◆ **WHAT YOU HAVE TO DO**
Pull every line of the entries that has the word "number".

◆ **EXERCISE DATA**
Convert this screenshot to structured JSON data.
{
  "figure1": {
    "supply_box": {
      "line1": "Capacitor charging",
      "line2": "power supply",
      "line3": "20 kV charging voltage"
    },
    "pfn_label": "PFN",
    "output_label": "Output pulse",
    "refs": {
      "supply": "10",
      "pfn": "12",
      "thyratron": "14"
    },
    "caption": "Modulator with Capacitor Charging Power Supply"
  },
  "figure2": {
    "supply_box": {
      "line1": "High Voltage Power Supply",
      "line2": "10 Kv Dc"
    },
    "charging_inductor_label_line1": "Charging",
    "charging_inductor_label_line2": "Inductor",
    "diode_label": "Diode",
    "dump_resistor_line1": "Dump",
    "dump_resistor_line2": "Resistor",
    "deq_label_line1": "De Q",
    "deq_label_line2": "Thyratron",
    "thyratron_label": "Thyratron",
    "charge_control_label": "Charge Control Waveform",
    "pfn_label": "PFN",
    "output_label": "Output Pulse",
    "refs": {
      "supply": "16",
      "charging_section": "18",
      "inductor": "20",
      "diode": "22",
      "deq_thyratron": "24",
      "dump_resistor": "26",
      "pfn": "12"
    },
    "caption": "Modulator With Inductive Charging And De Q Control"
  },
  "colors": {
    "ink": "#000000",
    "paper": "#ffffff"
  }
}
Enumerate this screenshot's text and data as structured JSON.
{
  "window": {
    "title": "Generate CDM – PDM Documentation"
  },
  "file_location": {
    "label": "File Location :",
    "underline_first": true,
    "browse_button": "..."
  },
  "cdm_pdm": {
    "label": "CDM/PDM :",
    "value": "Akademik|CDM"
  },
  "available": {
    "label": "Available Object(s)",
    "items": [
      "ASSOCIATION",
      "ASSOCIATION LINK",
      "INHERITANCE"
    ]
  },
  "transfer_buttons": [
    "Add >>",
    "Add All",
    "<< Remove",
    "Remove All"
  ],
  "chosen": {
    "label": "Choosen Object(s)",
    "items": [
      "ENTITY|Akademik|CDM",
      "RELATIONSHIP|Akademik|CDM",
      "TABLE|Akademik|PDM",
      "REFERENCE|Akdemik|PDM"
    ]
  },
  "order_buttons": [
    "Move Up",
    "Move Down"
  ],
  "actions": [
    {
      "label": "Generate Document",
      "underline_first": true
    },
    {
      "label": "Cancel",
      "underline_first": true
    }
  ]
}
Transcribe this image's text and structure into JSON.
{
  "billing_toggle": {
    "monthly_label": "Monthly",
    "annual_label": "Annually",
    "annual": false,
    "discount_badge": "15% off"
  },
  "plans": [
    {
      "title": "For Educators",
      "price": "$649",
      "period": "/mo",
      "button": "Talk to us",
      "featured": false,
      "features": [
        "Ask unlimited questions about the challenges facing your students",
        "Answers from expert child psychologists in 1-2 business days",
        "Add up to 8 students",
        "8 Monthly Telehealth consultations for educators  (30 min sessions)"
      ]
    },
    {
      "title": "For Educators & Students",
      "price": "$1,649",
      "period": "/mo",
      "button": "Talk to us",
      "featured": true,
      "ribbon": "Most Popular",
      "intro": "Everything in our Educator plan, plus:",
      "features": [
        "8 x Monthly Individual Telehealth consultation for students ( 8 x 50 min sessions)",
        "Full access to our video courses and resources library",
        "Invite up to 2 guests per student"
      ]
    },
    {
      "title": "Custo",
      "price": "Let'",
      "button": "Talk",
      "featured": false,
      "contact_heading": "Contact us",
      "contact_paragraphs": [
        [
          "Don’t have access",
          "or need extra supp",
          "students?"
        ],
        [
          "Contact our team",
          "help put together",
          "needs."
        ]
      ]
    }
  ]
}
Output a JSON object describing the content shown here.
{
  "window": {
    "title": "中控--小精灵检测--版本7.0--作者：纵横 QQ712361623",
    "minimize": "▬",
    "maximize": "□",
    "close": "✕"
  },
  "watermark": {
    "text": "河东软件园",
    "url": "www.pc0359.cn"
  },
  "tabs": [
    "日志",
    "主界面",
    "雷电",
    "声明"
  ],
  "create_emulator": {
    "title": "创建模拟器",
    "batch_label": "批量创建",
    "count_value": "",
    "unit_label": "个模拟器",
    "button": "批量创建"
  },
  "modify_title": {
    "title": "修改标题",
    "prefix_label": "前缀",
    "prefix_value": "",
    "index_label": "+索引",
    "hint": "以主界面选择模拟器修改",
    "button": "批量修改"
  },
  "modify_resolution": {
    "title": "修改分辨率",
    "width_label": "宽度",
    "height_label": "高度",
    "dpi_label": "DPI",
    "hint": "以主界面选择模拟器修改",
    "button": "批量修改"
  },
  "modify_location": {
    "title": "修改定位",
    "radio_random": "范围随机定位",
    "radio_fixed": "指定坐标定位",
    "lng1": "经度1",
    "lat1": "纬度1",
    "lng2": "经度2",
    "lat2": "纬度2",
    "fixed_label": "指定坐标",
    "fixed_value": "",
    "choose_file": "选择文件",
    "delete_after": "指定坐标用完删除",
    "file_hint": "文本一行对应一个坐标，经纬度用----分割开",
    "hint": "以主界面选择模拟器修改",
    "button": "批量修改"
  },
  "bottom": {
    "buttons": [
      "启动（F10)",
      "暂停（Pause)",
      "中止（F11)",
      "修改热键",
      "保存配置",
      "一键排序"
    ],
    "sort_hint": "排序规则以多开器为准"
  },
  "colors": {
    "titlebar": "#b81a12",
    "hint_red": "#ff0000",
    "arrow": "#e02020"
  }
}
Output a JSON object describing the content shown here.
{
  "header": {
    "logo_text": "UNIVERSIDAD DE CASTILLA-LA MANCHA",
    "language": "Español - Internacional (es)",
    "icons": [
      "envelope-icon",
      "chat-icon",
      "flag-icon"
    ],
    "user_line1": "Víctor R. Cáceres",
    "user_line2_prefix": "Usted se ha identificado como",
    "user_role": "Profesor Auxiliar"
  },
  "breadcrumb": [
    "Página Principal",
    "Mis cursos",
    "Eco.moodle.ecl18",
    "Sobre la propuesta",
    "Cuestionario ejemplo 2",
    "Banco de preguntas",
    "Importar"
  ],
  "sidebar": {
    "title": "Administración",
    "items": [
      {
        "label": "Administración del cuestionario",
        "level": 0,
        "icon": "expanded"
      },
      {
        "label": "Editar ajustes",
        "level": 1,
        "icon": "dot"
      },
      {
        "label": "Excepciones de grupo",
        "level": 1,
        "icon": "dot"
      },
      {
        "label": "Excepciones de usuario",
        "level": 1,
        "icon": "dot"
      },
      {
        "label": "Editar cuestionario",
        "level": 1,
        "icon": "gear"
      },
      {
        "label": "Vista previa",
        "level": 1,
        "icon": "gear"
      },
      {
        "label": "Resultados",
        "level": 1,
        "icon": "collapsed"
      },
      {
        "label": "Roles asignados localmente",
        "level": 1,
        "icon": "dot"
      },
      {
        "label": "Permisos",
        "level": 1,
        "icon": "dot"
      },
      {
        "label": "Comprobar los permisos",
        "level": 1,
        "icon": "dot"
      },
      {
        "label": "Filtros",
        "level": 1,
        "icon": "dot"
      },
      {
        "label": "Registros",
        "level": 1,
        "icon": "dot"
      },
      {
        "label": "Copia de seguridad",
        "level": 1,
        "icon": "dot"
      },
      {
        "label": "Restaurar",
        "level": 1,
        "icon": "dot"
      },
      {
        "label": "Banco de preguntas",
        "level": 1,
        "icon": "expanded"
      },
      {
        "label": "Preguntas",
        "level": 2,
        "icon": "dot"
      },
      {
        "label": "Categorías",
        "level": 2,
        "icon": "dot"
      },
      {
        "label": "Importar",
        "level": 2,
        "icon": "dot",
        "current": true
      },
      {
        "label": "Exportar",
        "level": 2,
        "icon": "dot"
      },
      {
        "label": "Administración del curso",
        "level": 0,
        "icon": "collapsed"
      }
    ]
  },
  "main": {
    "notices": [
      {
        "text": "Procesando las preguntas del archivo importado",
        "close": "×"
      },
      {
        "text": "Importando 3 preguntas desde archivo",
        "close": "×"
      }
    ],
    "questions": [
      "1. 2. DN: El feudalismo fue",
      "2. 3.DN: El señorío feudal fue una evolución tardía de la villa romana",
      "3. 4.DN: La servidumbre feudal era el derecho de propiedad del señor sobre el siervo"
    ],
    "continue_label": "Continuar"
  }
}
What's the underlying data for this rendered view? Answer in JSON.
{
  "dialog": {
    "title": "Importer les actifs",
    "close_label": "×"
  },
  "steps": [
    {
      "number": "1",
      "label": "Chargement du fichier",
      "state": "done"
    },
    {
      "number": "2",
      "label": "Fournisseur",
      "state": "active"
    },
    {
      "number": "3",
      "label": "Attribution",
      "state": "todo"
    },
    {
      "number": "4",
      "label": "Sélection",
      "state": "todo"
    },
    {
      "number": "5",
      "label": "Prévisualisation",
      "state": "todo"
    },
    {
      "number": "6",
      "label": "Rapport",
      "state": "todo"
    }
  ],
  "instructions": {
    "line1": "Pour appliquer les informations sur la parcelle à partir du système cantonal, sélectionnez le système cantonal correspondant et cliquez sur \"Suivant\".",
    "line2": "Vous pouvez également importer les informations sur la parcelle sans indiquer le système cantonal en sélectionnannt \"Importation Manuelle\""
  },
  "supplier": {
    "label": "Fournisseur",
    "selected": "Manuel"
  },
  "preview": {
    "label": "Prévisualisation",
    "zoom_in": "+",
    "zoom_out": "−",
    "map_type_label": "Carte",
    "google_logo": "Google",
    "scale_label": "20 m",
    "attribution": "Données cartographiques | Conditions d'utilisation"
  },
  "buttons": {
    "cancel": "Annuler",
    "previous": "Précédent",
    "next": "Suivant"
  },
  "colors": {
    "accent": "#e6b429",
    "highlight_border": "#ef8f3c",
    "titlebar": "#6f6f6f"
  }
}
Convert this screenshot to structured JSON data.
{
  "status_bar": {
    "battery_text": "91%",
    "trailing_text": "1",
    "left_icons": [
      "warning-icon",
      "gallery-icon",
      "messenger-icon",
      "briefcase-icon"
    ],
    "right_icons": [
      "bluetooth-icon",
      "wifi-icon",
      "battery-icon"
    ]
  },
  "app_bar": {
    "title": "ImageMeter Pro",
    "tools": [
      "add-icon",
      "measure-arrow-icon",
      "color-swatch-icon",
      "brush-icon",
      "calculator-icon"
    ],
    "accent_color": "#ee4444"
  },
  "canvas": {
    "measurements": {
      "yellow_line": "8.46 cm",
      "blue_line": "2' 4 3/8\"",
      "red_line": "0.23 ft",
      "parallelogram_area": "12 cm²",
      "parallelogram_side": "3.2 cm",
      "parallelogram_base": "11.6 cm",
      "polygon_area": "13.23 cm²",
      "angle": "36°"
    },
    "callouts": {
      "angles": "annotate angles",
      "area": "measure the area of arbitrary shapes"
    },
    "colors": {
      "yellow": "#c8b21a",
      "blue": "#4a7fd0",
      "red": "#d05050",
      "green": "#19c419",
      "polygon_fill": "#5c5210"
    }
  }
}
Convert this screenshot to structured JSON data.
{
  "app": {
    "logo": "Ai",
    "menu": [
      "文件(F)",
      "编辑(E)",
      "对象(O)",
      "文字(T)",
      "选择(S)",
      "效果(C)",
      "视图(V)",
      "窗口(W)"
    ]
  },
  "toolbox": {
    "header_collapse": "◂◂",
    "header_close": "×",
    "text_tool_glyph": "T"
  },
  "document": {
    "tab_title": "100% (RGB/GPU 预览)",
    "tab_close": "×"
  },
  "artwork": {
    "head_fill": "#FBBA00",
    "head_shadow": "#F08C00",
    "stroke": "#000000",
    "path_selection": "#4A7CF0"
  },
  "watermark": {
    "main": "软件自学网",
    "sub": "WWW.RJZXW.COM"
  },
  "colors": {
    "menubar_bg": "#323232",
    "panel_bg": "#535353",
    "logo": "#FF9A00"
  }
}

◆ **SOLUTION TO THIS TASK**
      "number": "1",
      "number": "2",
      "number": "3",
      "number": "4",
      "number": "5",
      "number": "6",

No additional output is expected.